Today’s post is from Toni Allen, one of our very own Senior UX Researchers. Enjoy!
Getting creative with your testing strategy in the Prototyping
stage of any project can have big payoffs. Even if you think you don’t have anything in-hand that can be tested, early feedback could mean the difference between a good
project and a great
project. (We’re gunning for great!)
With a little creativity, there’s always something you can test. No, this doesn’t mean using fancy tools or taking up tons of time. There is a broad range of tools
available to help you create wireframes or prototypes so you can collect user feedback before you start coding. This will help you save time and money, and probably earn you some major kudos for doing the job right the first time.
The trick to quick and insightful testing is to consider different approaches to traditional high-fidelity, interactive prototypes. By letting go of the common misconceptions of prototypes (listed below) and sneaking in a few creative tests, you could uncover something that makes your website or app’s success skyrocket.
Myths about user testing with prototypesI should have a working beta or live site before I start usability testing.
Users should be able to “do” something in a prototype.
- This is square one. The answer is no. If you are in this camp, you are in the right place! Keep reading…
If I show static screens to users, they won’t “get it.”
- A common misconception! In fact, early in the lifecycle of your site or app, you’ll want to validate ideas and concepts before investing time in developing working prototypes or writing code. For example, if your goal is to create a new page for your site, you can use one-page mockups to test page titles, content, menu labels, imagery or icons.
- Stand-alone mockups can be hosted on an image hosting website like Box.com. InVision can also help you host static images. In fact, with UserTesting, you can test anything that can be hosted on a URL—sketches, wireframes, comps, photos—you name it, you can test it!
- All of the above can work for mobile sites or apps as well. Just be sure your images are scaled appropriately for the devices you want to test on.
- You can certainly test functioning prototypes produced with tools like Axure. Don’t forget to make your functioning prototypes available for online access!
- Be creative! There really are no limitations. If you don’t know where to start, check out The Prototyping Startup Guide.
I know what I want users to see, but I don’t know how to generate it.
- Give your participants some credit! The reality is, the only way they won’t “get it” is if you don’t do your job in creating a test plan that sets them up for success.
- Be sure to supply testers with the appropriate level of context, and direct their path when possible to ensure they provide feedback at the appropriate place and time. As always, you’ll want to avoid “leading” tasks or questions that will diminish quality feedback.
- Unless you have a very robust, functioning beta site or prototype, saddling your participants with unguided tasks such as “Go through the checkout process” is not recommended. You will need to break things down according to the functional capabilities of your prototype.
Prototyping is about the site itself.
- Use screenshots from your existing site.

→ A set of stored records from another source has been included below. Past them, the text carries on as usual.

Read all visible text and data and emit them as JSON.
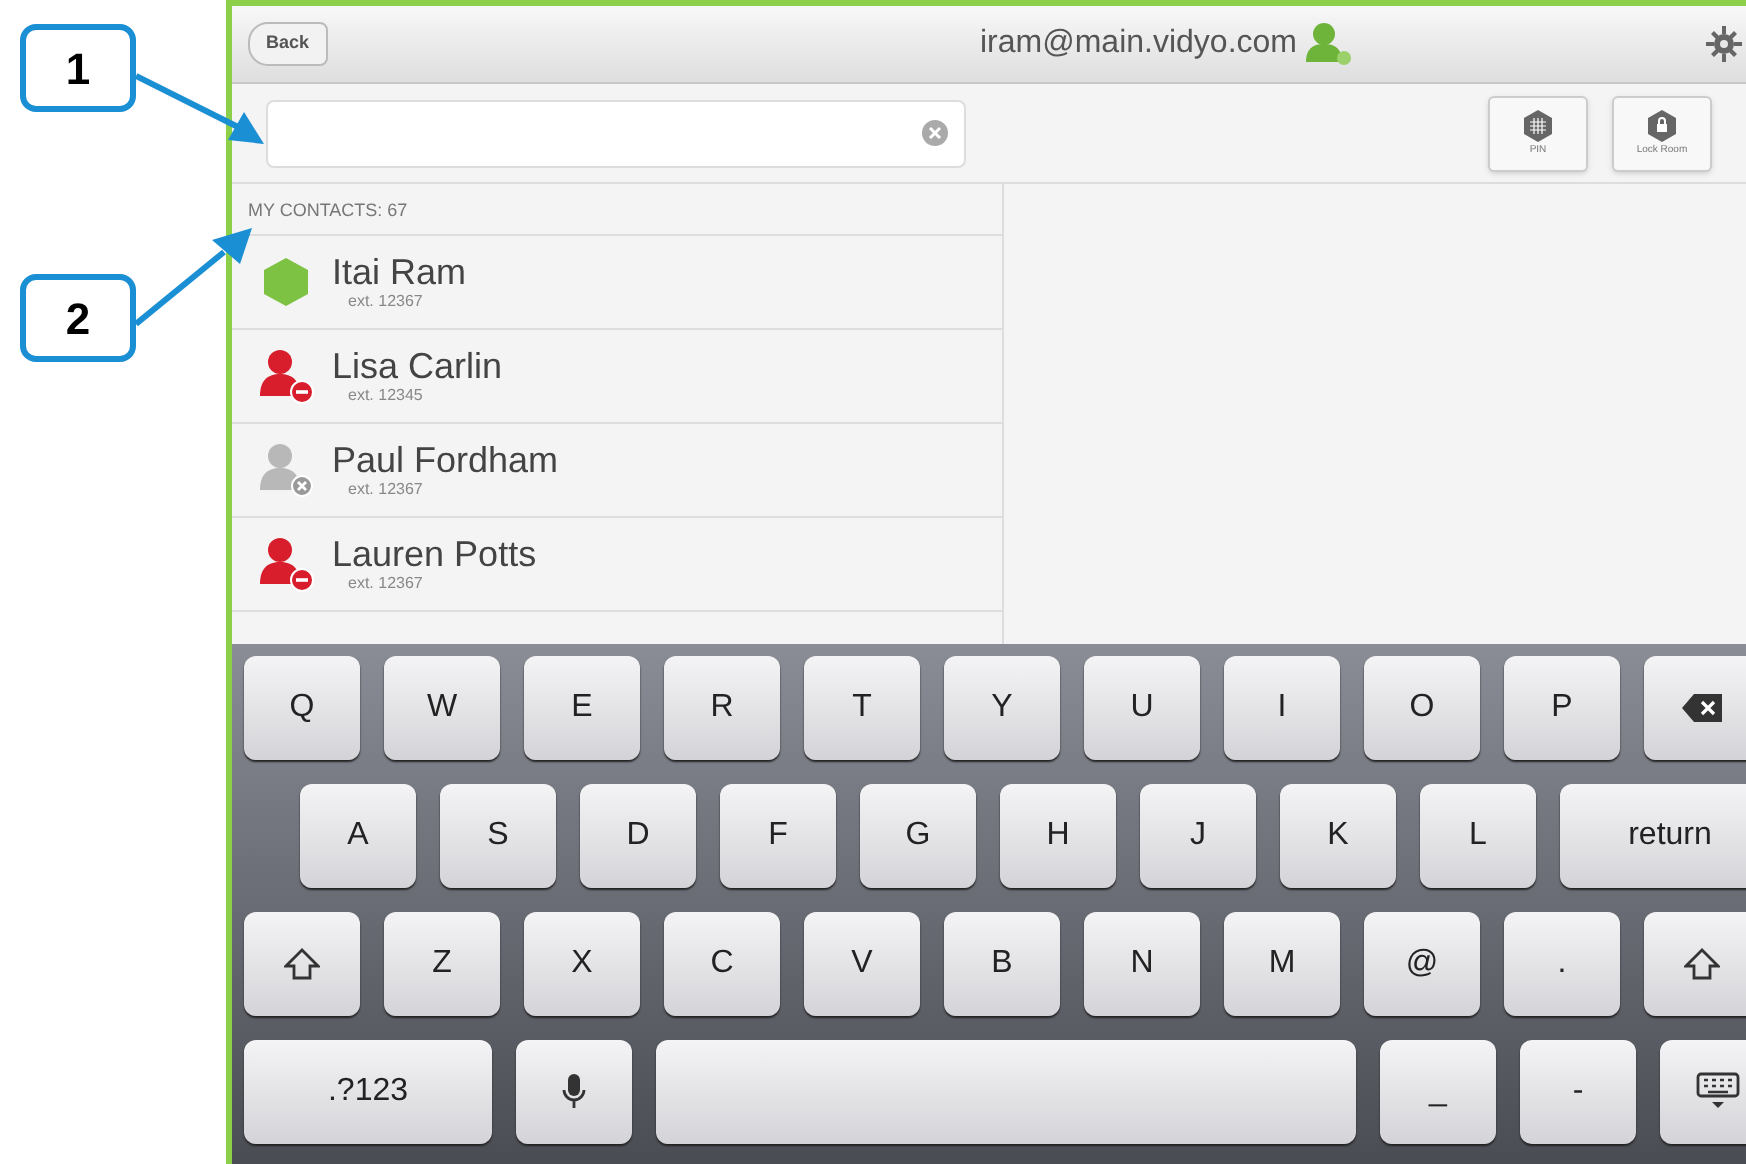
{
  "callouts": [
    {
      "label": "1"
    },
    {
      "label": "2"
    }
  ],
  "header": {
    "back": "Back",
    "title": "iram@main.vidyo.com"
  },
  "toolbar": [
    {
      "kind": "pin",
      "label": "PIN"
    },
    {
      "kind": "lock",
      "label": "Lock Room"
    }
  ],
  "contacts_header": "MY CONTACTS: 67",
  "contacts": [
    {
      "name": "Itai Ram",
      "ext": "ext. 12367",
      "kind": "online"
    },
    {
      "name": "Lisa Carlin",
      "ext": "ext. 12345",
      "kind": "busy"
    },
    {
      "name": "Paul Fordham",
      "ext": "ext. 12367",
      "kind": "offline"
    },
    {
      "name": "Lauren Potts",
      "ext": "ext. 12367",
      "kind": "busy"
    }
  ],
  "keyboard": [
    [
      {
        "kind": "char",
        "label": "Q"
      },
      {
        "kind": "char",
        "label": "W"
      },
      {
        "kind": "char",
        "label": "E"
      },
      {
        "kind": "char",
        "label": "R"
      },
      {
        "kind": "char",
        "label": "T"
      },
      {
        "kind": "char",
        "label": "Y"
      },
      {
        "kind": "char",
        "label": "U"
      },
      {
        "kind": "char",
        "label": "I"
      },
      {
        "kind": "char",
        "label": "O"
      },
      {
        "kind": "char",
        "label": "P"
      },
      {
        "kind": "backspace"
      }
    ],
    [
      {
        "kind": "char",
        "label": "A"
      },
      {
        "kind": "char",
        "label": "S"
      },
      {
        "kind": "char",
        "label": "D"
      },
      {
        "kind": "char",
        "label": "F"
      },
      {
        "kind": "char",
        "label": "G"
      },
      {
        "kind": "char",
        "label": "H"
      },
      {
        "kind": "char",
        "label": "J"
      },
      {
        "kind": "char",
        "label": "K"
      },
      {
        "kind": "char",
        "label": "L"
      },
      {
        "kind": "return",
        "label": "return"
      }
    ],
    [
      {
        "kind": "shift"
      },
      {
        "kind": "char",
        "label": "Z"
      },
      {
        "kind": "char",
        "label": "X"
      },
      {
        "kind": "char",
        "label": "C"
      },
      {
        "kind": "char",
        "label": "V"
      },
      {
        "kind": "char",
        "label": "B"
      },
      {
        "kind": "char",
        "label": "N"
      },
      {
        "kind": "char",
        "label": "M"
      },
      {
        "kind": "char",
        "label": "@"
      },
      {
        "kind": "char",
        "label": "."
      },
      {
        "kind": "shift"
      }
    ],
    [
      {
        "kind": "numbers",
        "label": ".?123"
      },
      {
        "kind": "mic"
      },
      {
        "kind": "space"
      },
      {
        "kind": "char",
        "label": "_"
      },
      {
        "kind": "char",
        "label": "-"
      },
      {
        "kind": "hide"
      }
    ]
  ]
}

Particularly useful if you want to A/B test current design against very early new design concepts.
- Pen + paper + smartphone camera (or scanner). It can get the job done.
- Be resourceful! If it can be JPG-ed, PPT-ed, or DOC-ed, it’s good enough for a prototype!
- Don’t take prototyping too literally! Prototyping is a great opportunity to broaden your scope - explore larger issues of site purpose, understanding, and user preferences. That leads us to the next section…
Alternative prototyping ideas
Prototypes can help you evaluate the full spectrum of your user experience, cover your bases, and fill any gaps that prevent you from creating a complete sense of confidence for your stakeholders. If it’s challenging to test any of the following on your fully operational site or app, consider creating prototypes to round out your testing strategy.
- Product ideation - How can this product/service help me?
- Overall site understanding - What is this site about? What can I do here?
- Evaluate individual elements or single concepts - What does this field mean? Is pricing clear? What do I do next?
- “What If” analysis - What UX changes could be made before coding?
- Benchmarking same experiences or questions over time - Did the checkout flow improve or decline over time? Did updated brand design elements positively or negatively impact user perception?
Prototypes can be powerful in many ways! If you are creative and purposeful when using prototypes to test early and often, you will gain insight early on that could significantly improve the user’s experience. Better experiences = happier people. Happy people purchase your product or service - and recommend it! Rock the experience, rock the bottom line.